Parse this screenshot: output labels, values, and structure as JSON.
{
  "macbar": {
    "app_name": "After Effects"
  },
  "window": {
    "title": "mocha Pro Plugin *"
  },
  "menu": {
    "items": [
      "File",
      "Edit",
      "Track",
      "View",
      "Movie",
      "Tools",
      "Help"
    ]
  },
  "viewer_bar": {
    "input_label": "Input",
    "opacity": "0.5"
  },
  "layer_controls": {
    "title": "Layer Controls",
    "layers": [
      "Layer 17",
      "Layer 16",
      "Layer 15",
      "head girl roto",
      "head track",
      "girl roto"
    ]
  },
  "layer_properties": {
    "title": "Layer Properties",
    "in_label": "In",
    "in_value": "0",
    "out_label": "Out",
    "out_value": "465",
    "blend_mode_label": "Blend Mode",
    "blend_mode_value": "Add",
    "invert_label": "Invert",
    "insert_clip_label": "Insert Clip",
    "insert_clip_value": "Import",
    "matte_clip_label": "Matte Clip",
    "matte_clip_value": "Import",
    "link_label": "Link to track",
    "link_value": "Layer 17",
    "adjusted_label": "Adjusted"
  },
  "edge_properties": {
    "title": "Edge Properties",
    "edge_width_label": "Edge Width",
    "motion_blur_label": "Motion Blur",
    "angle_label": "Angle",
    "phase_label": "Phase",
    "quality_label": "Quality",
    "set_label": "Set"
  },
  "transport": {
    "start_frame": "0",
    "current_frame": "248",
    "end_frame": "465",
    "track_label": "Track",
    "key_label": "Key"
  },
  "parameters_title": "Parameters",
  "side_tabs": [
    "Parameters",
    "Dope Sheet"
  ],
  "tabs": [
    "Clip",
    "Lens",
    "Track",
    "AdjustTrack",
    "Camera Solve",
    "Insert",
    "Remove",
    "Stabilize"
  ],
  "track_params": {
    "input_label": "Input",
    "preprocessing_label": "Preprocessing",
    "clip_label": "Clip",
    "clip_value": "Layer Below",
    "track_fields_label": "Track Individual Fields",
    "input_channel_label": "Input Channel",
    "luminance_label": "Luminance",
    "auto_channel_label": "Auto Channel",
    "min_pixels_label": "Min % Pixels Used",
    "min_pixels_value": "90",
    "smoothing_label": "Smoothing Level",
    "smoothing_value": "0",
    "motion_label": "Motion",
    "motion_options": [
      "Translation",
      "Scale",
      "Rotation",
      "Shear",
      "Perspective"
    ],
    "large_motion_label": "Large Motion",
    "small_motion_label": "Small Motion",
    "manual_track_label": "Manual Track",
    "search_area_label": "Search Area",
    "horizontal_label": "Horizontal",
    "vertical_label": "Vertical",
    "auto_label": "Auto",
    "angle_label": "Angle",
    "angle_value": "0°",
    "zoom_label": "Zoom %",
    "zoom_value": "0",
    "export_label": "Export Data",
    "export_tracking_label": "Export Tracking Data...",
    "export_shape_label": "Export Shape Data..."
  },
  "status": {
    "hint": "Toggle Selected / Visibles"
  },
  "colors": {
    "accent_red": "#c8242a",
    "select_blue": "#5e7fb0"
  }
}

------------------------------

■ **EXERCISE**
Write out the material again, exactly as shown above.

■ **ANSWER SPACE**
Parse this screenshot: output labels, values, and structure as JSON.
{
  "macbar": {
    "app_name": "After Effects"
  },
  "window": {
    "title": "mocha Pro Plugin *"
  },
  "menu": {
    "items": [
      "File",
      "Edit",
      "Track",
      "View",
      "Movie",
      "Tools",
      "Help"
    ]
  },
  "viewer_bar": {
    "input_label": "Input",
    "opacity": "0.5"
  },
  "layer_controls": {
    "title": "Layer Controls",
    "layers": [
      "Layer 17",
      "Layer 16",
      "Layer 15",
      "head girl roto",
      "head track",
      "girl roto"
    ]
  },
  "layer_properties": {
    "title": "Layer Properties",
    "in_label": "In",
    "in_value": "0",
    "out_label": "Out",
    "out_value": "465",
    "blend_mode_label": "Blend Mode",
    "blend_mode_value": "Add",
    "invert_label": "Invert",
    "insert_clip_label": "Insert Clip",
    "insert_clip_value": "Import",
    "matte_clip_label": "Matte Clip",
    "matte_clip_value": "Import",
    "link_label": "Link to track",
    "link_value": "Layer 17",
    "adjusted_label": "Adjusted"
  },
  "edge_properties": {
    "title": "Edge Properties",
    "edge_width_label": "Edge Width",
    "motion_blur_label": "Motion Blur",
    "angle_label": "Angle",
    "phase_label": "Phase",
    "quality_label": "Quality",
    "set_label": "Set"
  },
  "transport": {
    "start_frame": "0",
    "current_frame": "248",
    "end_frame": "465",
    "track_label": "Track",
    "key_label": "Key"
  },
  "parameters_title": "Parameters",
  "side_tabs": [
    "Parameters",
    "Dope Sheet"
  ],
  "tabs": [
    "Clip",
    "Lens",
    "Track",
    "AdjustTrack",
    "Camera Solve",
    "Insert",
    "Remove",
    "Stabilize"
  ],
  "track_params": {
    "input_label": "Input",
    "preprocessing_label": "Preprocessing",
    "clip_label": "Clip",
    "clip_value": "Layer Below",
    "track_fields_label": "Track Individual Fields",
    "input_channel_label": "Input Channel",
    "luminance_label": "Luminance",
    "auto_channel_label": "Auto Channel",
    "min_pixels_label": "Min % Pixels Used",
    "min_pixels_value": "90",
    "smoothing_label": "Smoothing Level",
    "smoothing_value": "0",
    "motion_label": "Motion",
    "motion_options": [
      "Translation",
      "Scale",
      "Rotation",
      "Shear",
      "Perspective"
    ],
    "large_motion_label": "Large Motion",
    "small_motion_label": "Small Motion",
    "manual_track_label": "Manual Track",
    "search_area_label": "Search Area",
    "horizontal_label": "Horizontal",
    "vertical_label": "Vertical",
    "auto_label": "Auto",
    "angle_label": "Angle",
    "angle_value": "0°",
    "zoom_label": "Zoom %",
    "zoom_value": "0",
    "export_label": "Export Data",
    "export_tracking_label": "Export Tracking Data...",
    "export_shape_label": "Export Shape Data..."
  },
  "status": {
    "hint": "Toggle Selected / Visibles"
  },
  "colors": {
    "accent_red": "#c8242a",
    "select_blue": "#5e7fb0"
  }
}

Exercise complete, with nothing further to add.